(Task requirements):
Filter these entries, keeping only lines that hold the word "beoordelen".

[[ Provided information open ]]

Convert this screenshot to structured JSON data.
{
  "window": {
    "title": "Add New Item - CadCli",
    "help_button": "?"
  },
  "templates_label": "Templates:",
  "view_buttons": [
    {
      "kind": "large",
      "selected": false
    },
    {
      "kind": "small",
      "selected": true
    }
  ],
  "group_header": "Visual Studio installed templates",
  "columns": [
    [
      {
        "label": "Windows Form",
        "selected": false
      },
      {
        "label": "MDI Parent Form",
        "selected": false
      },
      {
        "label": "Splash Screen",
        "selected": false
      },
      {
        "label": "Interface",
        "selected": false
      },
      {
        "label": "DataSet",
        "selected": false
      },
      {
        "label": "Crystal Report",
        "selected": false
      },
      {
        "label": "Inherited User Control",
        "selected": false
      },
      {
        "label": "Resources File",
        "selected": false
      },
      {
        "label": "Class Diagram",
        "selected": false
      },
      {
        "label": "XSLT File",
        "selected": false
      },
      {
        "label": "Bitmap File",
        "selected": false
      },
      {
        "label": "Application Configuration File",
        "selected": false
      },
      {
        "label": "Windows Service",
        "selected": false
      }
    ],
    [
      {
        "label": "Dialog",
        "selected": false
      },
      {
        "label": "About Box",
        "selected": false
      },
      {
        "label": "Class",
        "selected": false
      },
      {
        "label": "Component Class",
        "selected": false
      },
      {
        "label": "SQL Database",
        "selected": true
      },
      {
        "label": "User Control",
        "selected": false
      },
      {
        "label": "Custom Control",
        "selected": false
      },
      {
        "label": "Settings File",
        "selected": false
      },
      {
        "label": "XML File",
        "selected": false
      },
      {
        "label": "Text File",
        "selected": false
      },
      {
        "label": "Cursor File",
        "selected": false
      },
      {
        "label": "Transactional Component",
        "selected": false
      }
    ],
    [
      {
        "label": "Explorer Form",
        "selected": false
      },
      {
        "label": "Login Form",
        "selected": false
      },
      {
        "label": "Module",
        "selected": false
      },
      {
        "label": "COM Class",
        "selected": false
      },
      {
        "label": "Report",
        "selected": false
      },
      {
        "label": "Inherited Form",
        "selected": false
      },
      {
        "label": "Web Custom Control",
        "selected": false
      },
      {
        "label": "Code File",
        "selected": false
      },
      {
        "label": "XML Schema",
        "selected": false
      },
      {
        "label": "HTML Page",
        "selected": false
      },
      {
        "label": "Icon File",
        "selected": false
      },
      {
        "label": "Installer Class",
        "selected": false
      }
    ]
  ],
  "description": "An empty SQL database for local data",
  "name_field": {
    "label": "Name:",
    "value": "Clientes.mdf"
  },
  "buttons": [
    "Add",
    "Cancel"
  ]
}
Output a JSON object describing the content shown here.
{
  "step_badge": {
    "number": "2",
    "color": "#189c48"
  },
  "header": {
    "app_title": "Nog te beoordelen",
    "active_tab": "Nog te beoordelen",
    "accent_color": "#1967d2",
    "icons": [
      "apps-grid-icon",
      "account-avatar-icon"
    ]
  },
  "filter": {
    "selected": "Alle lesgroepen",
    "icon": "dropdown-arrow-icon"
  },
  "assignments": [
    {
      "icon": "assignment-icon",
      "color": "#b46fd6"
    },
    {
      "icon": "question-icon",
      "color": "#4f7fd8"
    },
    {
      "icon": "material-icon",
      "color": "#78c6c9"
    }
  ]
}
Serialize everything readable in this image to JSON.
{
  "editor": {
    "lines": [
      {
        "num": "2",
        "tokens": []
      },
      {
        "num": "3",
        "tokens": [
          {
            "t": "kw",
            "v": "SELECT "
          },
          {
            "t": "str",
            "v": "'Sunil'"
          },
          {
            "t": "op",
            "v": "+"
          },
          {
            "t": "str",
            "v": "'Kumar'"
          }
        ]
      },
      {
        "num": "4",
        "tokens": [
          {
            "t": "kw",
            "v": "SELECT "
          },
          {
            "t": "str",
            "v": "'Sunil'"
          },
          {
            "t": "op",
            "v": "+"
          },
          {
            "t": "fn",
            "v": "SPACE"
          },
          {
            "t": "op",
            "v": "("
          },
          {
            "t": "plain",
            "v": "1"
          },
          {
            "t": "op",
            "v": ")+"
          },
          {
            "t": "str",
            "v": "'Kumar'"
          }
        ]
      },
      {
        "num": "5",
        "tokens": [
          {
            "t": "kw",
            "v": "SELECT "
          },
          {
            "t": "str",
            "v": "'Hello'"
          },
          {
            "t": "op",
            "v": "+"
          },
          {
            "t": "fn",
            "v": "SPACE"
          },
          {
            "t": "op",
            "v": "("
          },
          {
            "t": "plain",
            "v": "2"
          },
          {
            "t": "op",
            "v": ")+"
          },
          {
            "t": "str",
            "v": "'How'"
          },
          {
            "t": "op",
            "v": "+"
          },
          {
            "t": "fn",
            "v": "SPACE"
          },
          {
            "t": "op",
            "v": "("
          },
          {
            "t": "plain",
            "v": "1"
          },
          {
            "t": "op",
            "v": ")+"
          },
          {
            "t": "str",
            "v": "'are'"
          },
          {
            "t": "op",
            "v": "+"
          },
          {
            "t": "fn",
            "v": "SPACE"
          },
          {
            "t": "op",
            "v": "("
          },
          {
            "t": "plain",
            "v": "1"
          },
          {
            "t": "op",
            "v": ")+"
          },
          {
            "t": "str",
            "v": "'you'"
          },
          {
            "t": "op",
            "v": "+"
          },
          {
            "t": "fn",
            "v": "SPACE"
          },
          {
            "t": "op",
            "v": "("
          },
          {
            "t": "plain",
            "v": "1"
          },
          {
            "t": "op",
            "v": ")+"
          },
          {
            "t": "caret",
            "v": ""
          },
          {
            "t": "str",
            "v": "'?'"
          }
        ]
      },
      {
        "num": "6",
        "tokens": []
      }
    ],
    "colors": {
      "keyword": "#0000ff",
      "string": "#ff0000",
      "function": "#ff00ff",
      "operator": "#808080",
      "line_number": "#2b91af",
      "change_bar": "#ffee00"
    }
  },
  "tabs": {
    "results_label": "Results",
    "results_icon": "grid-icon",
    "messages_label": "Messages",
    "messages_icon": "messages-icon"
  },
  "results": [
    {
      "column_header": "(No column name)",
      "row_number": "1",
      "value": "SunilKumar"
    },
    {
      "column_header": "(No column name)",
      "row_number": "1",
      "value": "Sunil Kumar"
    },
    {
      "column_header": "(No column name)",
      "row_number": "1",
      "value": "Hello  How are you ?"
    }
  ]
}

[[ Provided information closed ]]

(Your solution):
    "app_title": "Nog te beoordelen",
    "active_tab": "Nog te beoordelen",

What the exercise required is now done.